Meaning, History, and Origin
The name “Adam” is of Hebrew origin and is often interpreted as meaning “man” or “earth.” In religious and cultural contexts, it is closely associated with the first man created by God in Abrahamic traditions.
The name “Adam” has its origins in the Bible and is a significant name in Judaism, Christianity, and Islam. It is considered one of the earliest names mentioned in religious texts.
Usage and Popularity
“Adam” is used globally and is unisex, although it is more commonly given to males. It is a timeless and widely recognized name.
The name “Adam” has maintained popularity in many Western and non-Western countries. It has consistently been a common name for centuries.
The name “Adam” is well-known for its biblical significance. In the Bible, Adam is the first human created by God in the Book of Genesis. He is often associated with the story of the Garden of Eden and the Fall of Man.
There have been numerous notable individuals with the name Adam, including actors (Adam Sandler), scientists (Adam Smith), and historical figures. These namesakes have left their mark in various fields.
- The concept of a “name day” is not traditionally associated with the name “Adam” in the same way it is in some other cultures, but in some Christian traditions, the feast of Saint Adam of Perseigne is celebrated on January 19th.
Interesting and Fun Facts
The name “Adam” is deeply rooted in the story of creation and the Garden of Eden, making it a name of profound religious significance.
While it is more commonly used for males, “Adam” is a unisex name, and there are females with this name as well.
Throughout history, many Adams have played pivotal roles in politics, science, and the arts, contributing to the world’s progress and culture.
The name “Adam” has stood the test of time, remaining popular and enduring in various cultures and languages.
Biblical texts and religious sources.
Academic sources on naming traditions and cultural significance.

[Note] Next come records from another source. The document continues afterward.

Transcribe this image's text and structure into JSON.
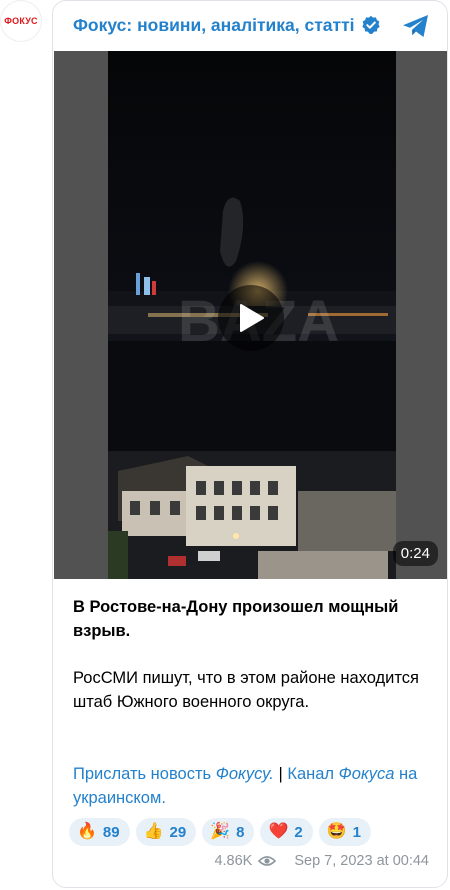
{
  "avatar": {
    "label": "ФОКУС"
  },
  "header": {
    "channel_title": "Фокус: новини, аналітика, статті"
  },
  "video": {
    "duration": "0:24",
    "watermark": "BAZA"
  },
  "post": {
    "headline": "В Ростове-на-Дону произошел мощный взрыв.",
    "body": "РосСМИ пишут, что в этом районе находится штаб Южного военного округа.",
    "footer": {
      "link1": "Прислать новость",
      "link1_em": "Фокусу.",
      "separator": " | ",
      "link2": "Канал",
      "link2_em": "Фокуса",
      "link2_tail": "на украинском."
    }
  },
  "reactions": [
    {
      "icon": "fire-icon",
      "emoji": "🔥",
      "count": "89"
    },
    {
      "icon": "thumbs-up-icon",
      "emoji": "👍",
      "count": "29"
    },
    {
      "icon": "party-popper-icon",
      "emoji": "🎉",
      "count": "8"
    },
    {
      "icon": "heart-icon",
      "emoji": "❤️",
      "count": "2"
    },
    {
      "icon": "star-struck-icon",
      "emoji": "🤩",
      "count": "1"
    }
  ],
  "meta": {
    "views": "4.86K",
    "date": "Sep 7, 2023 at 00:44"
  },
  "colors": {
    "accent": "#2481cc",
    "brand": "#e0171e",
    "muted": "#8d969c",
    "reaction_bg": "#e8f0f8"
  }
}
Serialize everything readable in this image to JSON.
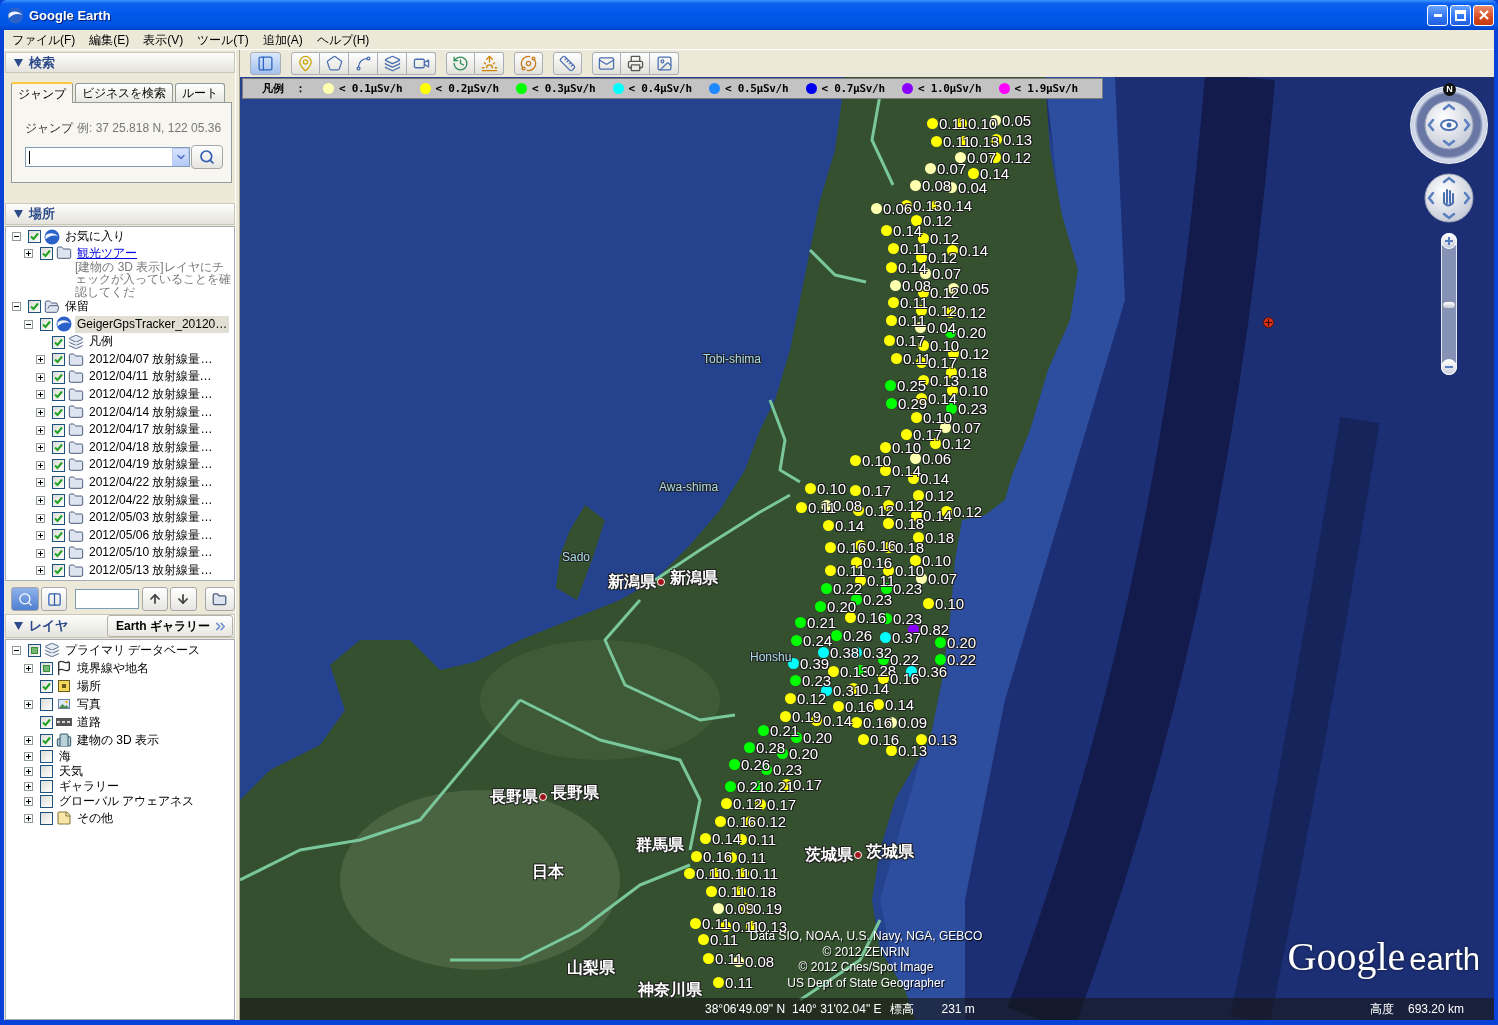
{
  "window": {
    "title": "Google Earth",
    "buttons": [
      {
        "kind": "minimize"
      },
      {
        "kind": "maximize"
      },
      {
        "kind": "close"
      }
    ]
  },
  "menu": [
    "ファイル(F)",
    "編集(E)",
    "表示(V)",
    "ツール(T)",
    "追加(A)",
    "ヘルプ(H)"
  ],
  "search": {
    "title": "検索",
    "expanded": true,
    "tabs": [
      {
        "label": "ジャンプ",
        "selected": true
      },
      {
        "label": "ビジネスを検索",
        "selected": false
      },
      {
        "label": "ルート",
        "selected": false
      }
    ],
    "hint_label": "ジャンプ",
    "hint_example": "例: 37 25.818 N, 122 05.36"
  },
  "places": {
    "title": "場所",
    "expanded": true,
    "items": [
      {
        "label": "お気に入り",
        "kind": "globe",
        "checked": true,
        "expanded": true,
        "selected": false,
        "children": [
          {
            "label": "観光ツアー",
            "kind": "folder",
            "checked": true,
            "expanded": false,
            "selected": false,
            "link": true,
            "description": "[建物の 3D 表示]レイヤにチェックが入っていることを確認してくだ"
          }
        ]
      },
      {
        "label": "保留",
        "kind": "folder-open",
        "checked": true,
        "expanded": true,
        "selected": false,
        "children": [
          {
            "label": "GeigerGpsTracker_20120…",
            "kind": "globe",
            "checked": true,
            "expanded": true,
            "selected": true,
            "children": [
              {
                "label": "凡例",
                "kind": "layers",
                "checked": true,
                "selected": false
              },
              {
                "label": "2012/04/07 放射線量…",
                "kind": "folder",
                "checked": true,
                "expanded": false,
                "selected": false
              },
              {
                "label": "2012/04/11 放射線量…",
                "kind": "folder",
                "checked": true,
                "expanded": false,
                "selected": false
              },
              {
                "label": "2012/04/12 放射線量…",
                "kind": "folder",
                "checked": true,
                "expanded": false,
                "selected": false
              },
              {
                "label": "2012/04/14 放射線量…",
                "kind": "folder",
                "checked": true,
                "expanded": false,
                "selected": false
              },
              {
                "label": "2012/04/17 放射線量…",
                "kind": "folder",
                "checked": true,
                "expanded": false,
                "selected": false
              },
              {
                "label": "2012/04/18 放射線量…",
                "kind": "folder",
                "checked": true,
                "expanded": false,
                "selected": false
              },
              {
                "label": "2012/04/19 放射線量…",
                "kind": "folder",
                "checked": true,
                "expanded": false,
                "selected": false
              },
              {
                "label": "2012/04/22 放射線量…",
                "kind": "folder",
                "checked": true,
                "expanded": false,
                "selected": false
              },
              {
                "label": "2012/04/22 放射線量…",
                "kind": "folder",
                "checked": true,
                "expanded": false,
                "selected": false
              },
              {
                "label": "2012/05/03 放射線量…",
                "kind": "folder",
                "checked": true,
                "expanded": false,
                "selected": false
              },
              {
                "label": "2012/05/06 放射線量…",
                "kind": "folder",
                "checked": true,
                "expanded": false,
                "selected": false
              },
              {
                "label": "2012/05/10 放射線量…",
                "kind": "folder",
                "checked": true,
                "expanded": false,
                "selected": false
              },
              {
                "label": "2012/05/13 放射線量…",
                "kind": "folder",
                "checked": true,
                "expanded": false,
                "selected": false
              }
            ]
          }
        ]
      }
    ]
  },
  "places_toolbar": [
    {
      "kind": "search",
      "selected": true
    },
    {
      "kind": "panel",
      "selected": false
    },
    {
      "kind": "field"
    },
    {
      "kind": "up"
    },
    {
      "kind": "down"
    },
    {
      "kind": "folder"
    }
  ],
  "layers": {
    "title": "レイヤ",
    "expanded": true,
    "gallery_button": "Earth ギャラリー",
    "items": [
      {
        "label": "プライマリ データベース",
        "kind": "layers",
        "checked": false,
        "mixed": true,
        "expanded": true,
        "children": [
          {
            "label": "境界線や地名",
            "kind": "flag",
            "checked": false,
            "mixed": true,
            "expanded": false
          },
          {
            "label": "場所",
            "kind": "place",
            "checked": true,
            "mixed": false
          },
          {
            "label": "写真",
            "kind": "photo",
            "checked": false,
            "mixed": false,
            "expanded": false
          },
          {
            "label": "道路",
            "kind": "road",
            "checked": true,
            "mixed": false
          },
          {
            "label": "建物の 3D 表示",
            "kind": "building",
            "checked": true,
            "mixed": false,
            "expanded": false
          },
          {
            "label": "海",
            "kind": "plain",
            "checked": false,
            "mixed": false,
            "expanded": false
          },
          {
            "label": "天気",
            "kind": "plain",
            "checked": false,
            "mixed": false,
            "expanded": false
          },
          {
            "label": "ギャラリー",
            "kind": "plain",
            "checked": false,
            "mixed": false,
            "expanded": false
          },
          {
            "label": "グローバル アウェアネス",
            "kind": "plain",
            "checked": false,
            "mixed": false,
            "expanded": false
          },
          {
            "label": "その他",
            "kind": "note",
            "checked": false,
            "mixed": false,
            "expanded": false
          }
        ]
      }
    ]
  },
  "toolbar": {
    "groups": [
      {
        "buttons": [
          {
            "kind": "sidebar",
            "selected": true
          }
        ]
      },
      {
        "buttons": [
          {
            "kind": "placemark",
            "selected": false
          },
          {
            "kind": "polygon",
            "selected": false
          },
          {
            "kind": "path",
            "selected": false
          },
          {
            "kind": "overlay",
            "selected": false
          },
          {
            "kind": "tour",
            "selected": false
          }
        ]
      },
      {
        "buttons": [
          {
            "kind": "history",
            "selected": false
          },
          {
            "kind": "sunlight",
            "selected": false
          }
        ]
      },
      {
        "buttons": [
          {
            "kind": "planet",
            "selected": false
          }
        ]
      },
      {
        "buttons": [
          {
            "kind": "ruler",
            "selected": false
          }
        ]
      },
      {
        "buttons": [
          {
            "kind": "email",
            "selected": false
          },
          {
            "kind": "print",
            "selected": false
          },
          {
            "kind": "image",
            "selected": false
          }
        ]
      }
    ]
  },
  "legend": {
    "title": "凡例　：",
    "items": [
      {
        "label": "< 0.1μSv/h",
        "color": "#ffffb0"
      },
      {
        "label": "< 0.2μSv/h",
        "color": "#ffff00"
      },
      {
        "label": "< 0.3μSv/h",
        "color": "#00ff00"
      },
      {
        "label": "< 0.4μSv/h",
        "color": "#00ffff"
      },
      {
        "label": "< 0.5μSv/h",
        "color": "#1e88ff"
      },
      {
        "label": "< 0.7μSv/h",
        "color": "#0000ee"
      },
      {
        "label": "< 1.0μSv/h",
        "color": "#8800ff"
      },
      {
        "label": "< 1.9μSv/h",
        "color": "#ff00ff"
      }
    ]
  },
  "map": {
    "labels": [
      {
        "text": "Tobi-shima",
        "kind": "island",
        "marker": false
      },
      {
        "text": "Awa-shima",
        "kind": "island",
        "marker": false
      },
      {
        "text": "Sado",
        "kind": "island",
        "marker": false
      },
      {
        "text": "新潟県",
        "kind": "prefecture",
        "marker": true
      },
      {
        "text": "新潟県",
        "kind": "prefecture",
        "marker": false
      },
      {
        "text": "Honshu",
        "kind": "region",
        "marker": false
      },
      {
        "text": "長野県",
        "kind": "prefecture",
        "marker": true
      },
      {
        "text": "長野県",
        "kind": "prefecture",
        "marker": false
      },
      {
        "text": "群馬県",
        "kind": "prefecture",
        "marker": false
      },
      {
        "text": "茨城県",
        "kind": "prefecture",
        "marker": true
      },
      {
        "text": "茨城県",
        "kind": "prefecture",
        "marker": false
      },
      {
        "text": "日本",
        "kind": "country",
        "marker": false
      },
      {
        "text": "山梨県",
        "kind": "prefecture",
        "marker": false
      },
      {
        "text": "神奈川県",
        "kind": "prefecture",
        "marker": false
      }
    ],
    "readings": [
      {
        "value": "0.11",
        "color": "#ffff00"
      },
      {
        "value": "0.10",
        "color": "#ffff00"
      },
      {
        "value": "0.05",
        "color": "#ffffb0"
      },
      {
        "value": "0.11",
        "color": "#ffff00"
      },
      {
        "value": "0.13",
        "color": "#ffff00"
      },
      {
        "value": "0.13",
        "color": "#ffff00"
      },
      {
        "value": "0.07",
        "color": "#ffffb0"
      },
      {
        "value": "0.12",
        "color": "#ffff00"
      },
      {
        "value": "0.07",
        "color": "#ffffb0"
      },
      {
        "value": "0.14",
        "color": "#ffff00"
      },
      {
        "value": "0.08",
        "color": "#ffffb0"
      },
      {
        "value": "0.04",
        "color": "#ffffb0"
      },
      {
        "value": "0.06",
        "color": "#ffffb0"
      },
      {
        "value": "0.13",
        "color": "#ffff00"
      },
      {
        "value": "0.14",
        "color": "#ffff00"
      },
      {
        "value": "0.12",
        "color": "#ffff00"
      },
      {
        "value": "0.14",
        "color": "#ffff00"
      },
      {
        "value": "0.12",
        "color": "#ffff00"
      },
      {
        "value": "0.11",
        "color": "#ffff00"
      },
      {
        "value": "0.12",
        "color": "#ffff00"
      },
      {
        "value": "0.14",
        "color": "#ffff00"
      },
      {
        "value": "0.14",
        "color": "#ffff00"
      },
      {
        "value": "0.07",
        "color": "#ffffb0"
      },
      {
        "value": "0.08",
        "color": "#ffffb0"
      },
      {
        "value": "0.12",
        "color": "#ffff00"
      },
      {
        "value": "0.05",
        "color": "#ffffb0"
      },
      {
        "value": "0.11",
        "color": "#ffff00"
      },
      {
        "value": "0.12",
        "color": "#ffff00"
      },
      {
        "value": "0.12",
        "color": "#ffff00"
      },
      {
        "value": "0.11",
        "color": "#ffff00"
      },
      {
        "value": "0.04",
        "color": "#ffffb0"
      },
      {
        "value": "0.20",
        "color": "#00ff00"
      },
      {
        "value": "0.17",
        "color": "#ffff00"
      },
      {
        "value": "0.10",
        "color": "#ffff00"
      },
      {
        "value": "0.11",
        "color": "#ffff00"
      },
      {
        "value": "0.17",
        "color": "#ffff00"
      },
      {
        "value": "0.12",
        "color": "#ffff00"
      },
      {
        "value": "0.18",
        "color": "#ffff00"
      },
      {
        "value": "0.25",
        "color": "#00ff00"
      },
      {
        "value": "0.13",
        "color": "#ffff00"
      },
      {
        "value": "0.10",
        "color": "#ffff00"
      },
      {
        "value": "0.29",
        "color": "#00ff00"
      },
      {
        "value": "0.14",
        "color": "#ffff00"
      },
      {
        "value": "0.23",
        "color": "#00ff00"
      },
      {
        "value": "0.10",
        "color": "#ffff00"
      },
      {
        "value": "0.07",
        "color": "#ffffb0"
      },
      {
        "value": "0.17",
        "color": "#ffff00"
      },
      {
        "value": "0.10",
        "color": "#ffff00"
      },
      {
        "value": "0.12",
        "color": "#ffff00"
      },
      {
        "value": "0.10",
        "color": "#ffff00"
      },
      {
        "value": "0.06",
        "color": "#ffffb0"
      },
      {
        "value": "0.14",
        "color": "#ffff00"
      },
      {
        "value": "0.14",
        "color": "#ffff00"
      },
      {
        "value": "0.10",
        "color": "#ffff00"
      },
      {
        "value": "0.17",
        "color": "#ffff00"
      },
      {
        "value": "0.12",
        "color": "#ffff00"
      },
      {
        "value": "0.11",
        "color": "#ffff00"
      },
      {
        "value": "0.08",
        "color": "#ffffb0"
      },
      {
        "value": "0.12",
        "color": "#ffff00"
      },
      {
        "value": "0.12",
        "color": "#ffff00"
      },
      {
        "value": "0.14",
        "color": "#ffff00"
      },
      {
        "value": "0.12",
        "color": "#ffff00"
      },
      {
        "value": "0.14",
        "color": "#ffff00"
      },
      {
        "value": "0.18",
        "color": "#ffff00"
      },
      {
        "value": "0.18",
        "color": "#ffff00"
      },
      {
        "value": "0.16",
        "color": "#ffff00"
      },
      {
        "value": "0.16",
        "color": "#ffff00"
      },
      {
        "value": "0.18",
        "color": "#ffff00"
      },
      {
        "value": "0.16",
        "color": "#ffff00"
      },
      {
        "value": "0.10",
        "color": "#ffff00"
      },
      {
        "value": "0.11",
        "color": "#ffff00"
      },
      {
        "value": "0.10",
        "color": "#ffff00"
      },
      {
        "value": "0.11",
        "color": "#ffff00"
      },
      {
        "value": "0.07",
        "color": "#ffffb0"
      },
      {
        "value": "0.22",
        "color": "#00ff00"
      },
      {
        "value": "0.23",
        "color": "#00ff00"
      },
      {
        "value": "0.20",
        "color": "#00ff00"
      },
      {
        "value": "0.23",
        "color": "#00ff00"
      },
      {
        "value": "0.10",
        "color": "#ffff00"
      },
      {
        "value": "0.21",
        "color": "#00ff00"
      },
      {
        "value": "0.16",
        "color": "#ffff00"
      },
      {
        "value": "0.23",
        "color": "#00ff00"
      },
      {
        "value": "0.24",
        "color": "#00ff00"
      },
      {
        "value": "0.26",
        "color": "#00ff00"
      },
      {
        "value": "0.37",
        "color": "#00ffff"
      },
      {
        "value": "0.82",
        "color": "#8800ff"
      },
      {
        "value": "0.20",
        "color": "#00ff00"
      },
      {
        "value": "0.39",
        "color": "#00ffff"
      },
      {
        "value": "0.38",
        "color": "#00ffff"
      },
      {
        "value": "0.32",
        "color": "#00ffff"
      },
      {
        "value": "0.22",
        "color": "#00ff00"
      },
      {
        "value": "0.22",
        "color": "#00ff00"
      },
      {
        "value": "0.13",
        "color": "#ffff00"
      },
      {
        "value": "0.28",
        "color": "#00ff00"
      },
      {
        "value": "0.36",
        "color": "#00ffff"
      },
      {
        "value": "0.23",
        "color": "#00ff00"
      },
      {
        "value": "0.16",
        "color": "#ffff00"
      },
      {
        "value": "0.31",
        "color": "#00ffff"
      },
      {
        "value": "0.14",
        "color": "#ffff00"
      },
      {
        "value": "0.12",
        "color": "#ffff00"
      },
      {
        "value": "0.16",
        "color": "#ffff00"
      },
      {
        "value": "0.14",
        "color": "#ffff00"
      },
      {
        "value": "0.19",
        "color": "#ffff00"
      },
      {
        "value": "0.14",
        "color": "#ffff00"
      },
      {
        "value": "0.16",
        "color": "#ffff00"
      },
      {
        "value": "0.09",
        "color": "#ffffb0"
      },
      {
        "value": "0.21",
        "color": "#00ff00"
      },
      {
        "value": "0.20",
        "color": "#00ff00"
      },
      {
        "value": "0.16",
        "color": "#ffff00"
      },
      {
        "value": "0.13",
        "color": "#ffff00"
      },
      {
        "value": "0.28",
        "color": "#00ff00"
      },
      {
        "value": "0.20",
        "color": "#00ff00"
      },
      {
        "value": "0.13",
        "color": "#ffff00"
      },
      {
        "value": "0.26",
        "color": "#00ff00"
      },
      {
        "value": "0.23",
        "color": "#00ff00"
      },
      {
        "value": "0.21",
        "color": "#00ff00"
      },
      {
        "value": "0.21",
        "color": "#00ff00"
      },
      {
        "value": "0.17",
        "color": "#ffff00"
      },
      {
        "value": "0.12",
        "color": "#ffff00"
      },
      {
        "value": "0.17",
        "color": "#ffff00"
      },
      {
        "value": "0.16",
        "color": "#ffff00"
      },
      {
        "value": "0.12",
        "color": "#ffff00"
      },
      {
        "value": "0.14",
        "color": "#ffff00"
      },
      {
        "value": "0.11",
        "color": "#ffff00"
      },
      {
        "value": "0.16",
        "color": "#ffff00"
      },
      {
        "value": "0.11",
        "color": "#ffff00"
      },
      {
        "value": "0.11",
        "color": "#ffff00"
      },
      {
        "value": "0.11",
        "color": "#ffff00"
      },
      {
        "value": "0.11",
        "color": "#ffff00"
      },
      {
        "value": "0.11",
        "color": "#ffff00"
      },
      {
        "value": "0.18",
        "color": "#ffff00"
      },
      {
        "value": "0.09",
        "color": "#ffffb0"
      },
      {
        "value": "0.19",
        "color": "#ffff00"
      },
      {
        "value": "0.11",
        "color": "#ffff00"
      },
      {
        "value": "0.11",
        "color": "#ffff00"
      },
      {
        "value": "0.13",
        "color": "#ffff00"
      },
      {
        "value": "0.11",
        "color": "#ffff00"
      },
      {
        "value": "0.11",
        "color": "#ffff00"
      },
      {
        "value": "0.08",
        "color": "#ffffb0"
      },
      {
        "value": "0.11",
        "color": "#ffff00"
      }
    ],
    "attribution": [
      "Data SIO, NOAA, U.S. Navy, NGA, GEBCO",
      "© 2012 ZENRIN",
      "© 2012 Cnes/Spot Image",
      "US Dept of State Geographer"
    ],
    "logo": {
      "brand": "Google",
      "product": "earth"
    }
  },
  "navigation": {
    "north": "N",
    "zoom": {
      "level": 0.5
    }
  },
  "status_bar": {
    "latitude": "38°06'49.09\" N",
    "longitude": "140° 31'02.04\" E",
    "elevation_label": "標高",
    "elevation": "231 m",
    "altitude_label": "高度",
    "altitude": "693.20 km"
  }
}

Governmental sources on naming practices in different regions.
Please note that the information provided in this guide is based on the knowledge available up to January 2022, and the popularity and associations of names may change over time.